Exercise brief
Your reply should be only the number of lines in the material below that include the word "gear".

Input
********************
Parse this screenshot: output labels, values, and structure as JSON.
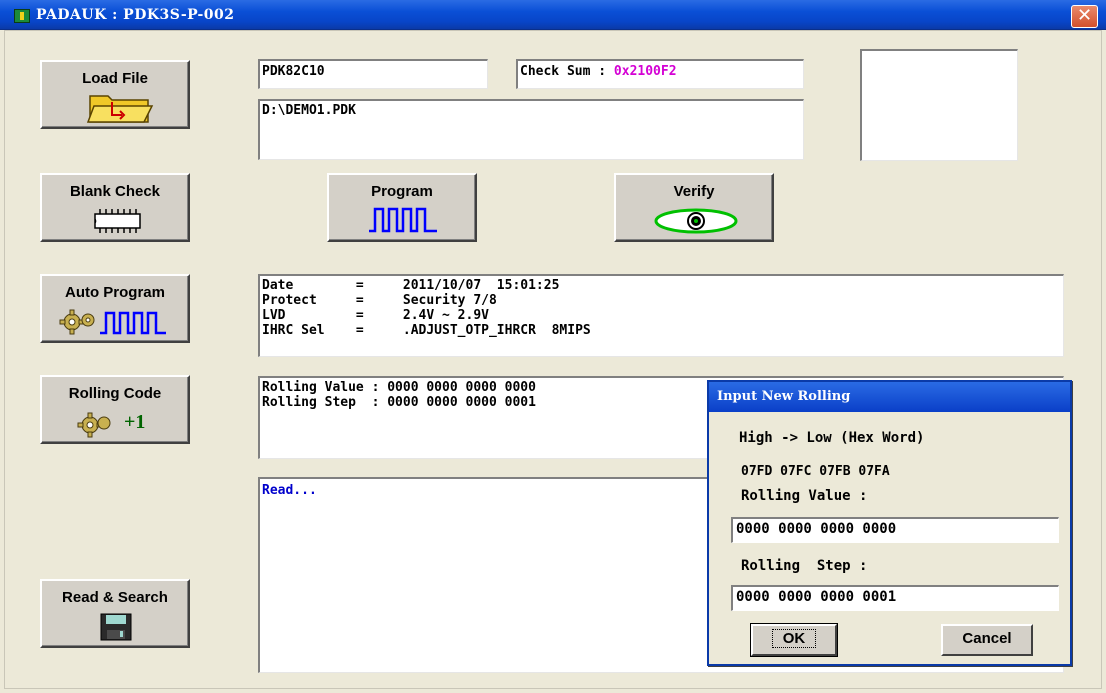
{
  "window": {
    "title": "PADAUK : PDK3S-P-002",
    "close": "✕"
  },
  "buttons": {
    "load_file": "Load File",
    "blank_check": "Blank Check",
    "program": "Program",
    "verify": "Verify",
    "auto_program": "Auto Program",
    "rolling_code": "Rolling Code",
    "rolling_code_increment": "+1",
    "read_search": "Read & Search"
  },
  "fields": {
    "ic_name": "PDK82C10",
    "checksum_label": "Check Sum : ",
    "checksum_value": "0x2100F2",
    "file_path": "D:\\DEMO1.PDK"
  },
  "info_lines": [
    "Date        =     2011/10/07  15:01:25",
    "Protect     =     Security 7/8",
    "LVD         =     2.4V ~ 2.9V",
    "IHRC Sel    =     .ADJUST_OTP_IHRCR  8MIPS"
  ],
  "rolling_lines": [
    "Rolling Value : 0000 0000 0000 0000",
    "Rolling Step  : 0000 0000 0000 0001"
  ],
  "log": {
    "text": "Read..."
  },
  "dialog": {
    "title": "Input New Rolling",
    "hint": "High -> Low (Hex Word)",
    "addresses": "07FD 07FC 07FB 07FA",
    "value_label": "Rolling Value :",
    "value": "0000 0000 0000 0000",
    "step_label": "Rolling  Step :",
    "step": "0000 0000 0000 0001",
    "ok": "OK",
    "cancel": "Cancel"
  },
  "colors": {
    "title_bar": "#0a4fd6",
    "checksum_value": "#d400d4",
    "log_text": "#0000cc",
    "program_wave": "#0000ff",
    "verify_eye": "#00c000",
    "rolling_plus": "#006400"
  },
  "icons": {
    "load_file": "folder-open-icon",
    "blank_check": "chip-icon",
    "program": "square-wave-icon",
    "verify": "eye-icon",
    "auto_program": "gear-wave-icon",
    "rolling_code": "gear-plus-icon",
    "read_search": "floppy-disk-icon"
  }
}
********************
Solution for this task
2